Hurricane, Utah - December 2004
No question as to the identity here. Even a terrible record shot of this bird is unmistakable. Flying through the trees at an orchard in southern Utah, this was one of the best looks I had at the only modern report of Red-headed Woodpecker from Utah. Others managed some great shots, but at the time I was happy with what I captured using a 300MM $50 lens and my 1st generation DSLR. I also got a perched shot that is equally as bad--in fact worse in terms of focus, but the red head is blazingly obvious!
Beaver Dam Slope, Utah - April 23, 2010
Possibly one of the worst record shots. The details in the photo are murky and were a last ditch effort to get some type of documentation for the woodpecker that has been sparsely reported in southwestern Utah, with very few photos for vindication. The birds (yes 2) flushed from a water tank in the desert and flew directly away from my wife and I. I took to foot chasing them through the Cholla and Joshua Trees, snapping this shot before they disappeared. Sometimes even the worst shot is just that--the worst shot!
Chicago, Illinois - May 2008
What do you do when you are in Chicago in May birding Lincoln Park as migrants duck and dodge through the trees and you spot the rarest native wood warbler found in North America? After the initial freak out you try to get a picture of course... But umm... What if you don’t have you camera because it was a business trip and the birding was just supposed to be a casual after work stroll? Luck for me I had my point-and-shoot. I wasn’t dumb enough to go without at least some type of camera. But handholding binoculars, and trying to digi-binoc in the waning evening hours doesn’t make for an easy task. When all was said and done I managed two shots that were barely identifiable for this record shot--one of only 3 reports ( believe) from the lake front in Illinois.

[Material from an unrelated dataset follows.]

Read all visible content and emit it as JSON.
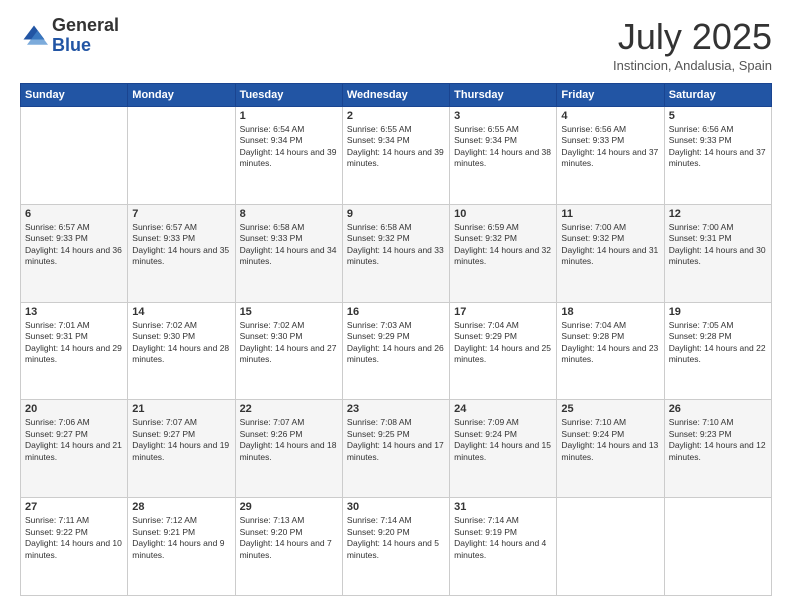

Some times we capture the worst shots of some of the greatest birds. It’s part of remaining a birder and keeping photography as a secondary when in the field. It’s always best to spend as much time identifying the birds and studying them to make sure what you see is what you think it is, only going to the camera when you feel confident or need that reassurance. Using photos to identify birds later leads to all kinds of pitfalls, and can be one of the most frustrating experiences to go through--been there and done that!
This is only a small sampling of some of my bad photos of good birds... Maybe down the road I will post some more.
What are some of the worst photos you’ve taken of good birds?
Labels: commentary, photography, rare birds